Work task:
Write out the records word for word, with no pictures.

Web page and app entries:

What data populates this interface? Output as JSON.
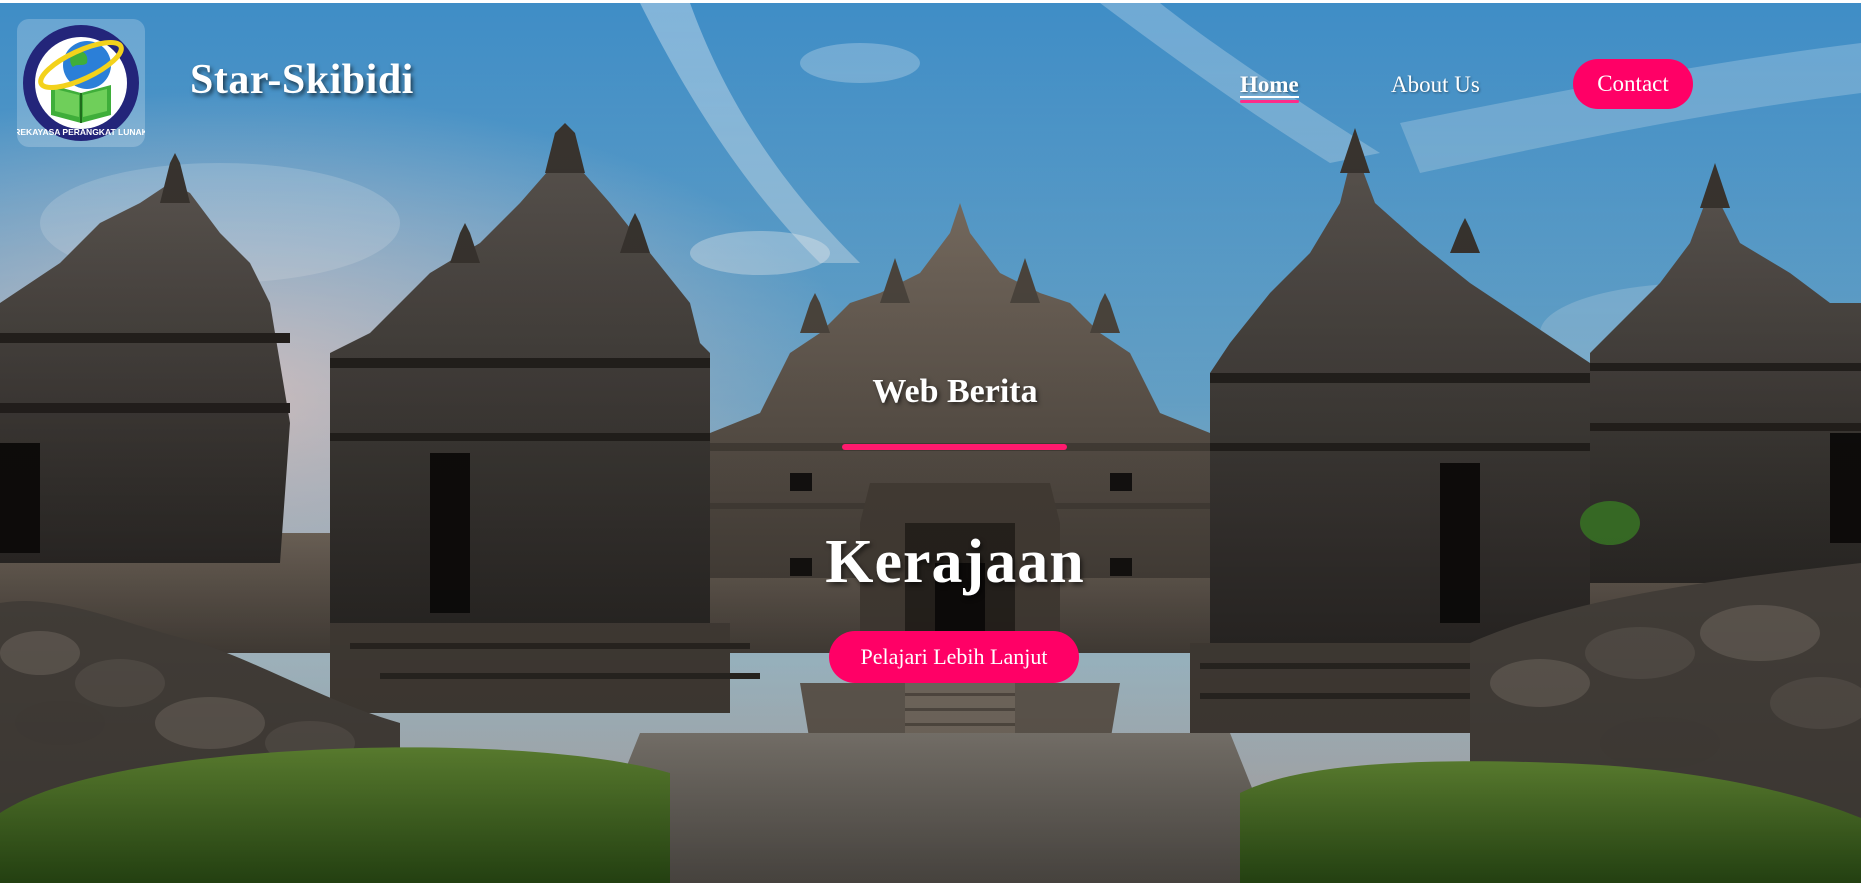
{
  "brand": {
    "name": "Star-Skibidi",
    "logo_text": "REKAYASA PERANGKAT LUNAK",
    "logo_icon": "globe-book-icon"
  },
  "nav": {
    "items": [
      {
        "label": "Home",
        "active": true
      },
      {
        "label": "About Us",
        "active": false
      },
      {
        "label": "Contact",
        "active": false
      }
    ]
  },
  "hero": {
    "subtitle": "Web Berita",
    "headline": "Kerajaan",
    "cta_label": "Pelajari Lebih Lanjut"
  },
  "colors": {
    "accent": "#ff0066",
    "text": "#ffffff"
  }
}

Solution to this exercise:
What data populates this interface? Output as JSON.
{
  "brand": {
    "name": "Star-Skibidi",
    "logo_text": "REKAYASA PERANGKAT LUNAK",
    "logo_icon": "globe-book-icon"
  },
  "nav": {
    "items": [
      {
        "label": "Home",
        "active": true
      },
      {
        "label": "About Us",
        "active": false
      },
      {
        "label": "Contact",
        "active": false
      }
    ]
  },
  "hero": {
    "subtitle": "Web Berita",
    "headline": "Kerajaan",
    "cta_label": "Pelajari Lebih Lanjut"
  },
  "colors": {
    "accent": "#ff0066",
    "text": "#ffffff"
  }
}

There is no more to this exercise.